▸ Your assignment:
Every line in the data below that has the word "Number" should be returned.

......

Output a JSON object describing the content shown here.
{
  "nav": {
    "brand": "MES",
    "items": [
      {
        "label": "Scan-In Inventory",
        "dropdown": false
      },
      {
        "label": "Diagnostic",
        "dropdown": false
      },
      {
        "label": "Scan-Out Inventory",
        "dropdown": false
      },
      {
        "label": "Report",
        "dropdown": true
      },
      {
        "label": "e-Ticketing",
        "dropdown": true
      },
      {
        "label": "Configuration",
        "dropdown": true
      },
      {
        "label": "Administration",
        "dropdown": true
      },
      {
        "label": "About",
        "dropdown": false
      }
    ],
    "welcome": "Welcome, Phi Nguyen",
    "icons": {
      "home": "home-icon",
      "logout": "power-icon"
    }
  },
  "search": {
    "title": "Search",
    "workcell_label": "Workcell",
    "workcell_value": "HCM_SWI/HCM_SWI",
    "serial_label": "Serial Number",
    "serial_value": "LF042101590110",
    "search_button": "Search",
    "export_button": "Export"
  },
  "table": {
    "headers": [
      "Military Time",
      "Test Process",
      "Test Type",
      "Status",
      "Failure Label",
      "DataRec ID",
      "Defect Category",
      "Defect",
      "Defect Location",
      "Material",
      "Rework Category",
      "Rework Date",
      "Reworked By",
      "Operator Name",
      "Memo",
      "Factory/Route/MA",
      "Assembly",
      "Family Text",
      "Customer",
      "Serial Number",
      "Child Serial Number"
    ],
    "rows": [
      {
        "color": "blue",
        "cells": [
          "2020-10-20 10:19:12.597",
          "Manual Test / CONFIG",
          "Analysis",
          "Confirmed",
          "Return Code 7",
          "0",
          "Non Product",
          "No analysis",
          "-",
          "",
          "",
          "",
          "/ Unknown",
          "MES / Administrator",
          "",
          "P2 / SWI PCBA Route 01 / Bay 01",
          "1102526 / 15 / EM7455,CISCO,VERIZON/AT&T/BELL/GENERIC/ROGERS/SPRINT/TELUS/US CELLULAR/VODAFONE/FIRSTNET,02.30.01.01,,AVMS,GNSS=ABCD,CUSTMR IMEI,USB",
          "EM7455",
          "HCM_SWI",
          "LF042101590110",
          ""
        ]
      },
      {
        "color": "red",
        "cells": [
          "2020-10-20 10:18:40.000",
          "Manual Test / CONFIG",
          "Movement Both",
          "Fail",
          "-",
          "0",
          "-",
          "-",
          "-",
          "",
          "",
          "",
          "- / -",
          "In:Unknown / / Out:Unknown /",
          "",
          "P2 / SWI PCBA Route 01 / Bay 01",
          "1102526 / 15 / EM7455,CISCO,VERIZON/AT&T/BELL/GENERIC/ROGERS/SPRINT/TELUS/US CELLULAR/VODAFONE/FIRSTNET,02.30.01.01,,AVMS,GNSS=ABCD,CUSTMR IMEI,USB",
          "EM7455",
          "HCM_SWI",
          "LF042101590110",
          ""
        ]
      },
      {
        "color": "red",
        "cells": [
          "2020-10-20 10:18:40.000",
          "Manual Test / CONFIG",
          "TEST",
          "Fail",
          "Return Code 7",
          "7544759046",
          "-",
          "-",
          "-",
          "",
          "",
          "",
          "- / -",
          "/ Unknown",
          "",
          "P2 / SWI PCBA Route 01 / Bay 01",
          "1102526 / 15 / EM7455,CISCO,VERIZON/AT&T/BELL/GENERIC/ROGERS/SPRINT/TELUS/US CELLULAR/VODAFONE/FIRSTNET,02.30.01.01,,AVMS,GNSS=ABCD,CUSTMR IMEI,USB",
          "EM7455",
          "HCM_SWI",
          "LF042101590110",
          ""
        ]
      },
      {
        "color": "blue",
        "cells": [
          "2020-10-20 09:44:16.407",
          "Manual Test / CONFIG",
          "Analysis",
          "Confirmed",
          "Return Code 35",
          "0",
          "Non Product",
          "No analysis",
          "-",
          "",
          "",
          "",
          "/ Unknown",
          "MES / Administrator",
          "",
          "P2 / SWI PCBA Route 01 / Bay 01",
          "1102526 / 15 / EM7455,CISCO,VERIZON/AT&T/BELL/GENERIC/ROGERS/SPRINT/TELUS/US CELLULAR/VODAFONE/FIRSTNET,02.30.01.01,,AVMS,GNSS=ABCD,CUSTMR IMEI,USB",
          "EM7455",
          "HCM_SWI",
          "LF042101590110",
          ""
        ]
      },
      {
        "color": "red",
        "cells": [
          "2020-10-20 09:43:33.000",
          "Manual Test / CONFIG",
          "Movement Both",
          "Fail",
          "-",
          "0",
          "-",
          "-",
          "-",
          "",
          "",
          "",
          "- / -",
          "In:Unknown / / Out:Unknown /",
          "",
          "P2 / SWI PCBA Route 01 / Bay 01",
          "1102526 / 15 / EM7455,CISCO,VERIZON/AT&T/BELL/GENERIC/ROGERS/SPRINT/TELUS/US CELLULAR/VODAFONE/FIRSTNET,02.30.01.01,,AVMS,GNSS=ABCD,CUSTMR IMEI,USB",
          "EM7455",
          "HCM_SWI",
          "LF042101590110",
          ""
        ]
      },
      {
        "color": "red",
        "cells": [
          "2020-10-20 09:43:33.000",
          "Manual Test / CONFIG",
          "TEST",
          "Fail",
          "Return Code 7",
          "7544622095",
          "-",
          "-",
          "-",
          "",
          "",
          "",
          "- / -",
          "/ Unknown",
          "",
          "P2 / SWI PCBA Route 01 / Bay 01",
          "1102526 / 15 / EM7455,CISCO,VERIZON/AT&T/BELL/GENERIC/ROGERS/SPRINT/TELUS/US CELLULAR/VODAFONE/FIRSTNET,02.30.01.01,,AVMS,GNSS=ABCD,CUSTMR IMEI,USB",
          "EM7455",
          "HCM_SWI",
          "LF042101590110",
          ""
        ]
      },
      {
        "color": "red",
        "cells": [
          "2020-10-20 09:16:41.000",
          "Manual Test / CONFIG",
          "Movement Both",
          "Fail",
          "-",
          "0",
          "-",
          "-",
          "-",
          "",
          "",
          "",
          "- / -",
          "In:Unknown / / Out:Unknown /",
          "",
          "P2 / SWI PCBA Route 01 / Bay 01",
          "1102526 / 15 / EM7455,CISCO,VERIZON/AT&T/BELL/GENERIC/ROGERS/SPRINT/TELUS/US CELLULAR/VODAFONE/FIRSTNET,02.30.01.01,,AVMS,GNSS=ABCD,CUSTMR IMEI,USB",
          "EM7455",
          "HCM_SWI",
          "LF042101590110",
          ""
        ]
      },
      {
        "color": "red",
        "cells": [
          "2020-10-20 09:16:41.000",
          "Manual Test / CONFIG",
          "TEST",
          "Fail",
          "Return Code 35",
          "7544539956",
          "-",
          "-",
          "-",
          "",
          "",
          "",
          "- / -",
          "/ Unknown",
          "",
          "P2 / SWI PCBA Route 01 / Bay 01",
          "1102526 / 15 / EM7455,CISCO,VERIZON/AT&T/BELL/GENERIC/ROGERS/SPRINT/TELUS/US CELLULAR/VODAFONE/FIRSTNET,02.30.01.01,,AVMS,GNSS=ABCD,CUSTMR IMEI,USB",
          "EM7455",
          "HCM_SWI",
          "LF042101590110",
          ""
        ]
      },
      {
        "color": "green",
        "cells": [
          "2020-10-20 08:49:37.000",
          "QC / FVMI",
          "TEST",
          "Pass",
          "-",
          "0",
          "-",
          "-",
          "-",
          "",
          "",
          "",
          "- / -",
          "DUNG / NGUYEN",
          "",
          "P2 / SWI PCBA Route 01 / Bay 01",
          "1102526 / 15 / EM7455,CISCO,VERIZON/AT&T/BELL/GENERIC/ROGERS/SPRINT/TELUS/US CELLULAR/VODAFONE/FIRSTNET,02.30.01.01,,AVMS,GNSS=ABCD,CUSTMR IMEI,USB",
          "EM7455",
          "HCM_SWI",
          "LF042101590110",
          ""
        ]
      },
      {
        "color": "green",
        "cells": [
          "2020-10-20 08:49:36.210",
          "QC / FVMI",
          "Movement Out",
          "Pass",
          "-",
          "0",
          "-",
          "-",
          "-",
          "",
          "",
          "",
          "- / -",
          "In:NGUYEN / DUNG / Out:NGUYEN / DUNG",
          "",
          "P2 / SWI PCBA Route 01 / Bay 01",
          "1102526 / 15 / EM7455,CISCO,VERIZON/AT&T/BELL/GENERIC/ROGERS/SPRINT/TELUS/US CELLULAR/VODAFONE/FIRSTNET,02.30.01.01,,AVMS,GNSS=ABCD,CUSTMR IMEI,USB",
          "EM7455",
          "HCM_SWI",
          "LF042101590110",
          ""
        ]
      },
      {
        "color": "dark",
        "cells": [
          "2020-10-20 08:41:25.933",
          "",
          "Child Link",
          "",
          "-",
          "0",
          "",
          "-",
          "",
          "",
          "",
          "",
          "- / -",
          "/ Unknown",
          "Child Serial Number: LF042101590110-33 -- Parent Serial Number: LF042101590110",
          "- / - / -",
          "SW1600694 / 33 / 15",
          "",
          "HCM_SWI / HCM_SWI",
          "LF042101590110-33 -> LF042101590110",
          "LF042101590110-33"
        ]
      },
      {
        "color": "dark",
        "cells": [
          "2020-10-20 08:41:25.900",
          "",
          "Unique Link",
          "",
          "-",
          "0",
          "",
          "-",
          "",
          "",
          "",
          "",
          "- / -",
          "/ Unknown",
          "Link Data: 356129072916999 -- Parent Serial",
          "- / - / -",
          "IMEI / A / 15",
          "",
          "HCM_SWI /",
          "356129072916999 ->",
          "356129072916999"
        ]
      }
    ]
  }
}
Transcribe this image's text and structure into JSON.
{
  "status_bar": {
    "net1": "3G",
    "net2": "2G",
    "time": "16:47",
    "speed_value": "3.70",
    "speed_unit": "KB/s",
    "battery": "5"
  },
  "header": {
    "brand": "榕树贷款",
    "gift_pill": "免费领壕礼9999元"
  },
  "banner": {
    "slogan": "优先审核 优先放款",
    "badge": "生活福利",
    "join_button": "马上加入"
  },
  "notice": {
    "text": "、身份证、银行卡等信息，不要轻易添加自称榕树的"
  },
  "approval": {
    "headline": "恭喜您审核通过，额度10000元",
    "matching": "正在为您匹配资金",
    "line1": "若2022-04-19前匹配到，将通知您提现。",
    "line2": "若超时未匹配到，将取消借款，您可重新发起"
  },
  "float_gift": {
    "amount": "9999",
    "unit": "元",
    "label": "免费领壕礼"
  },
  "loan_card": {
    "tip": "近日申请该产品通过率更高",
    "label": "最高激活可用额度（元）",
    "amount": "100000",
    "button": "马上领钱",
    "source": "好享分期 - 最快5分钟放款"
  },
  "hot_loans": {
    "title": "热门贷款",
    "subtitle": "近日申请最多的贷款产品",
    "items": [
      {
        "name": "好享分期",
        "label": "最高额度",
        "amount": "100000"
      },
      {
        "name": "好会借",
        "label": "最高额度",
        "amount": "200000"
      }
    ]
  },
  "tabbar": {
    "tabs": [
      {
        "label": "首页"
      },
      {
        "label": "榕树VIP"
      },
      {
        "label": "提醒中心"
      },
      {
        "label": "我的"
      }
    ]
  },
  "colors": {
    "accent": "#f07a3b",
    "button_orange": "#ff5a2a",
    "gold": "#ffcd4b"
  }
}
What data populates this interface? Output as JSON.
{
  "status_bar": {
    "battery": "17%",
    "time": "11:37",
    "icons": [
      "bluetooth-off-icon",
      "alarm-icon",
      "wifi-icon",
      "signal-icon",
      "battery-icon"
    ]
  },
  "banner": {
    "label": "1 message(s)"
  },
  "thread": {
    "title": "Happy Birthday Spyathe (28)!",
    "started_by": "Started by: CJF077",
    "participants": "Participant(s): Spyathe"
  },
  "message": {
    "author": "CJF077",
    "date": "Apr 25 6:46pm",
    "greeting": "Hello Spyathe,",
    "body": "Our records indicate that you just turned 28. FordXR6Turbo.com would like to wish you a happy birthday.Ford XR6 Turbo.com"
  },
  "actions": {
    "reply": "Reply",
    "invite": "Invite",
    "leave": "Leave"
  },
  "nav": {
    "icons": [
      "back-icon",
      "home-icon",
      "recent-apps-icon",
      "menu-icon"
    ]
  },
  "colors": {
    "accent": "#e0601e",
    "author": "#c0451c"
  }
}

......

▸ Response area:
    "serial_label": "Serial Number",
      "Serial Number",
      "Child Serial Number"
          "Child Serial Number: LF042101590110-33 -- Parent Serial Number: LF042101590110",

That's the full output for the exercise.